» **ASSIGNMENT**
Wherever the string "this" turns up in the data, copy the whole line.

» **ENTRIES SHOWN**
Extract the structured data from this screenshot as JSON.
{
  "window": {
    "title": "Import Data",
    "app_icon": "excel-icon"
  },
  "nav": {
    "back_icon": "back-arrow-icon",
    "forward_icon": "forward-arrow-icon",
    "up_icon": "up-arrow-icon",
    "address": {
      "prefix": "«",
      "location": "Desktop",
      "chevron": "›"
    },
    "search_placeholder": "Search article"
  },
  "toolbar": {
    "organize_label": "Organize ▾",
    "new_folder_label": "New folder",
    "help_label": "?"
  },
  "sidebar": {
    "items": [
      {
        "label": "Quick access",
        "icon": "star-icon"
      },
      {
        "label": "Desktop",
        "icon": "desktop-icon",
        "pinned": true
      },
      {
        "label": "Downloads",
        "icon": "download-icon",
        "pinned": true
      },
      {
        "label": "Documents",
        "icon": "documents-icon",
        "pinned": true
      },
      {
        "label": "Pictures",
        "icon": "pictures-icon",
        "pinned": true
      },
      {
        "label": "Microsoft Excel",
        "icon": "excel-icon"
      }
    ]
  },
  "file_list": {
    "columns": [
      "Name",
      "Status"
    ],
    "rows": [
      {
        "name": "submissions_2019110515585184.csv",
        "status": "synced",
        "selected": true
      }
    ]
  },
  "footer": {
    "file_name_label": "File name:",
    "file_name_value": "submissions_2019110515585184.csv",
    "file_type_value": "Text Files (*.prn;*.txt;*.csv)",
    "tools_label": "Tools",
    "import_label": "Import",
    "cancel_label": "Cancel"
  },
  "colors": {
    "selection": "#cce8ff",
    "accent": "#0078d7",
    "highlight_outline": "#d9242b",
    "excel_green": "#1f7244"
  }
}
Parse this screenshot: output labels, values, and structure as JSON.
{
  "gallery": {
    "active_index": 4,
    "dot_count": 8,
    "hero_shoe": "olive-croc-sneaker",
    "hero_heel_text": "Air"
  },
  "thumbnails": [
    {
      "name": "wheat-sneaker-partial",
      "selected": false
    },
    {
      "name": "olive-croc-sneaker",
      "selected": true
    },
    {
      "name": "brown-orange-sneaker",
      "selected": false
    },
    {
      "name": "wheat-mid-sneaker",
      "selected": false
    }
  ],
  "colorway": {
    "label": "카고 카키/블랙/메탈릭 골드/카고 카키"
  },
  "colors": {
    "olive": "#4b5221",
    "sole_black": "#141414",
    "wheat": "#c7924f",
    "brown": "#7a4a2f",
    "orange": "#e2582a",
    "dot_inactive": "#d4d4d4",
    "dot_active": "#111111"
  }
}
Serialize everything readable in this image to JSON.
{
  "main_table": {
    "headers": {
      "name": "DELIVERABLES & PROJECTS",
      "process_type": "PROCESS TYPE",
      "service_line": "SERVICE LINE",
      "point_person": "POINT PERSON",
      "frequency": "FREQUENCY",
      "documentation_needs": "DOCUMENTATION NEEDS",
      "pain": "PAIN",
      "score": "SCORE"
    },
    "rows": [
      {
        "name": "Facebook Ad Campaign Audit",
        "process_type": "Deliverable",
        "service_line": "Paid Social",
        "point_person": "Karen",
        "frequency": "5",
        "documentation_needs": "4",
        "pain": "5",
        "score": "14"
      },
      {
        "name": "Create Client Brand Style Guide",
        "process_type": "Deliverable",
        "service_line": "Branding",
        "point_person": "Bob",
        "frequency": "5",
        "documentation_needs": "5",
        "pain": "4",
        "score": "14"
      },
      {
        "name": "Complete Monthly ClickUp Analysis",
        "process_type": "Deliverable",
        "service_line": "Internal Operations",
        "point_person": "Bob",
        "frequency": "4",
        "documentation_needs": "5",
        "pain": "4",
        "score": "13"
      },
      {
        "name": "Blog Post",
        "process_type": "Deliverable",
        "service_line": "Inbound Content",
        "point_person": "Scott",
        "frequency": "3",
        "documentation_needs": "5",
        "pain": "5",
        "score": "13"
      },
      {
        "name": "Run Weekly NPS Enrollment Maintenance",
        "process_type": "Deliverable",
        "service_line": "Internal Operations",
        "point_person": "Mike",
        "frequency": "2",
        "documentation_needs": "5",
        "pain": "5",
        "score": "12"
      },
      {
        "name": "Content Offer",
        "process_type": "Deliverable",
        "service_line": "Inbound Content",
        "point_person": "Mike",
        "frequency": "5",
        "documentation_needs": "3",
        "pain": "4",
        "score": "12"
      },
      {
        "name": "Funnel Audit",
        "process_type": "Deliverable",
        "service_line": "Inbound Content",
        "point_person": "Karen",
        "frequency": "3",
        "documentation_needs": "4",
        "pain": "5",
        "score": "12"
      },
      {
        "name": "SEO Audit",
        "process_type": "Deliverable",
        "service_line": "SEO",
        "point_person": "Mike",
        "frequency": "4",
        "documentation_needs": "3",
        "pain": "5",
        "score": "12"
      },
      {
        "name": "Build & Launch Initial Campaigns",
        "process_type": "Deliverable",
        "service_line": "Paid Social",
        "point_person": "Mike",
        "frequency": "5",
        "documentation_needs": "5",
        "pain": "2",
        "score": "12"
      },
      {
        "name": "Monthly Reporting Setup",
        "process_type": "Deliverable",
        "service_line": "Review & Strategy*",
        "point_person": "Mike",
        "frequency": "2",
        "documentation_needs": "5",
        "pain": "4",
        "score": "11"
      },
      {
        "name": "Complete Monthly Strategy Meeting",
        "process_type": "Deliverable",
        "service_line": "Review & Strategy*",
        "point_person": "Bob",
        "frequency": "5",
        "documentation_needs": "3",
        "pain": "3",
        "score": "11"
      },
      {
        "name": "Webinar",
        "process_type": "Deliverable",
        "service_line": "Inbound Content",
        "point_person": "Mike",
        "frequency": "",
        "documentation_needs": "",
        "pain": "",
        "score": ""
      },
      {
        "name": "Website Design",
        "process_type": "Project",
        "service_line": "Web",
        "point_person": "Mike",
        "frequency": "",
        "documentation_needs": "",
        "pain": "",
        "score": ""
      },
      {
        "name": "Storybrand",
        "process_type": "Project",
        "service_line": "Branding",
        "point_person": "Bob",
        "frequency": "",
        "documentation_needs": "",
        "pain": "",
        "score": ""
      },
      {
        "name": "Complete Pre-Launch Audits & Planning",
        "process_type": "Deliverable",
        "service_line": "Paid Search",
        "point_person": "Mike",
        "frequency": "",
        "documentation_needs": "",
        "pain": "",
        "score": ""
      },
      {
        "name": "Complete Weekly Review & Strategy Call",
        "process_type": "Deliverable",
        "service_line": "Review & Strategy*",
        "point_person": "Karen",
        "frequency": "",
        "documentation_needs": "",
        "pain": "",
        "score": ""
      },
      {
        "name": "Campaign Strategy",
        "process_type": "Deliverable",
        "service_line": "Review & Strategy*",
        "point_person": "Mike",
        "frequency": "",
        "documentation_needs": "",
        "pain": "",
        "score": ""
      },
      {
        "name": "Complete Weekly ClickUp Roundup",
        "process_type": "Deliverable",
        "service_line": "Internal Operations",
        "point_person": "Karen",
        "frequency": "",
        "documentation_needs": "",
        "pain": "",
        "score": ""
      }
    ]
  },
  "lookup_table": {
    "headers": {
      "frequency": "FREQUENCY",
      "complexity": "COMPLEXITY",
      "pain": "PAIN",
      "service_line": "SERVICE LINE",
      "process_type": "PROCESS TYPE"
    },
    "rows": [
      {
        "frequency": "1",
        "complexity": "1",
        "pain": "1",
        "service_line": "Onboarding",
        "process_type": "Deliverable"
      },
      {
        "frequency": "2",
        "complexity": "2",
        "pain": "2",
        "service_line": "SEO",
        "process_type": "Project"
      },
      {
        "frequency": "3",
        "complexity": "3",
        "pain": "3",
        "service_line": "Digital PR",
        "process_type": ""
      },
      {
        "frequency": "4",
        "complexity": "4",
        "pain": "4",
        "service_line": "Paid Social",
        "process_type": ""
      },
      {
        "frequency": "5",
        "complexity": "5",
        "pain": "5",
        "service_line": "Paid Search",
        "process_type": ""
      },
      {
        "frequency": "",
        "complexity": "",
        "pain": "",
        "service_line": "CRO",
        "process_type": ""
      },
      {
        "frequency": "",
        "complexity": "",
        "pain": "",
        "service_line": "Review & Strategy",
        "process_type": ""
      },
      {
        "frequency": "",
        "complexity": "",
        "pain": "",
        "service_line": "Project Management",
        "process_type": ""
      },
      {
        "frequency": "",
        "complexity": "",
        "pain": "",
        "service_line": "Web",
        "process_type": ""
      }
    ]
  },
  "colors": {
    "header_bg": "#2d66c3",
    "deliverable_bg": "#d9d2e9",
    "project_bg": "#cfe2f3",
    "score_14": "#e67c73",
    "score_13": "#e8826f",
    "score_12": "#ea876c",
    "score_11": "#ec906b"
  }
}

» **ANSWER SECTION**
Extract the structured data from this screenshot as JSON.
Parse this screenshot: output labels, values, and structure as JSON.
Serialize everything readable in this image to JSON.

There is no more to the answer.